> **Supplied information**
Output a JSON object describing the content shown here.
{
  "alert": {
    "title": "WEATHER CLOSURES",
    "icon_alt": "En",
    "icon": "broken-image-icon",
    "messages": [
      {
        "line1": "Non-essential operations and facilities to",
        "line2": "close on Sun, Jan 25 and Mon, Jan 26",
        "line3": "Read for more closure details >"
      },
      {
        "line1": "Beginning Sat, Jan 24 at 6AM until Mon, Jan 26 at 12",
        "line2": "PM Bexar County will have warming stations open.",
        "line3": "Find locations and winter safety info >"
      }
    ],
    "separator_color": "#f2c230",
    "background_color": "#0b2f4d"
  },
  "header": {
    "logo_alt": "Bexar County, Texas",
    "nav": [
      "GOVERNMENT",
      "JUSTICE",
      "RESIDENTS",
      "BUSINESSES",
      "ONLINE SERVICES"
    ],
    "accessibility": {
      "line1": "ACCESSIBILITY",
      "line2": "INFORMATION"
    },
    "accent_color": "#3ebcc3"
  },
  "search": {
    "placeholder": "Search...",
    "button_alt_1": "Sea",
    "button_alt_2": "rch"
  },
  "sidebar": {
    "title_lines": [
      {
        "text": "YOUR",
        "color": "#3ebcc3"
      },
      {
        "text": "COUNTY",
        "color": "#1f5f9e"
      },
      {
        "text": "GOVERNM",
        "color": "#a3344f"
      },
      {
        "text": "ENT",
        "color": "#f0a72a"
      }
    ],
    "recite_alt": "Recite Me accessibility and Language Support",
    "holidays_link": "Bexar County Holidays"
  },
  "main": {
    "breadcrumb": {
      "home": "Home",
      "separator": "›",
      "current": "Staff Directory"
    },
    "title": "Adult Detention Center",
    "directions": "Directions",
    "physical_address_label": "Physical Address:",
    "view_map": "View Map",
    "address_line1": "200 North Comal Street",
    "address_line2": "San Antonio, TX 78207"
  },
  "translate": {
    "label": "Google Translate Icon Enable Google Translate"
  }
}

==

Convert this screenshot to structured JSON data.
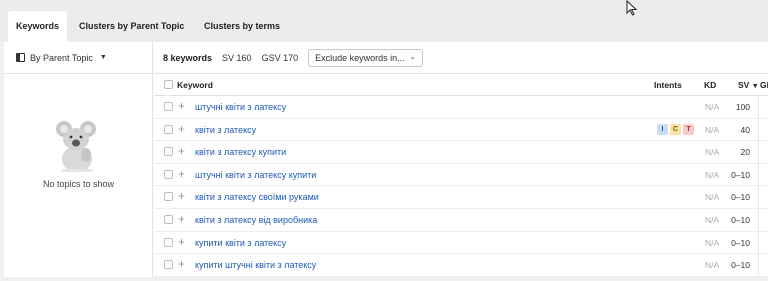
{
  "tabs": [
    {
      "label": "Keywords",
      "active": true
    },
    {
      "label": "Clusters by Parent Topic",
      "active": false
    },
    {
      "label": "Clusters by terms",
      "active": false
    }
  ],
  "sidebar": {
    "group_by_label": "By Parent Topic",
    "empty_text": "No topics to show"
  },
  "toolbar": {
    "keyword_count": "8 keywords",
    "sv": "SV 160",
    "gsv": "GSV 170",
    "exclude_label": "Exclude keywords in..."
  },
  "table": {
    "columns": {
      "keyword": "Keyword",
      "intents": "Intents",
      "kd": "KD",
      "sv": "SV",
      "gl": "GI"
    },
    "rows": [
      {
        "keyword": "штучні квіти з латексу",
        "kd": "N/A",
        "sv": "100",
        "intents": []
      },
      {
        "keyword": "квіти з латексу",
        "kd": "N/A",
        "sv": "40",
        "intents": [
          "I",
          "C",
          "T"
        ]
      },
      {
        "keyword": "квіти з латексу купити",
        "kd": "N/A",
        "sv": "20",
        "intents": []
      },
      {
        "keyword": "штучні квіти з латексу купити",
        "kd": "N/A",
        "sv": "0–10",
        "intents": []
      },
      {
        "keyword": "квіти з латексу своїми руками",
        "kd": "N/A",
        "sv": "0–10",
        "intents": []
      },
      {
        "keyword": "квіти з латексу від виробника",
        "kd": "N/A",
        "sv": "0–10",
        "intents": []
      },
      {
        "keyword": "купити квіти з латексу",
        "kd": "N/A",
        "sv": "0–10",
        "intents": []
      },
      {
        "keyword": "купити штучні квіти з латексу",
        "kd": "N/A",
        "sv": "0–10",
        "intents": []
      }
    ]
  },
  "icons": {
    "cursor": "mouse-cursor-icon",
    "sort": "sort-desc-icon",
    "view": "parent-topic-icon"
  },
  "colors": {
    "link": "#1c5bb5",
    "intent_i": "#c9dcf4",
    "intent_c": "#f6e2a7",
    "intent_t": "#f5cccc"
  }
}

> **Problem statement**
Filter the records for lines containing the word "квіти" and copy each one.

> **Reply**
        "keyword": "штучні квіти з латексу",
        "keyword": "квіти з латексу",
        "keyword": "квіти з латексу купити",
        "keyword": "штучні квіти з латексу купити",
        "keyword": "квіти з латексу своїми руками",
        "keyword": "квіти з латексу від виробника",
        "keyword": "купити квіти з латексу",
        "keyword": "купити штучні квіти з латексу",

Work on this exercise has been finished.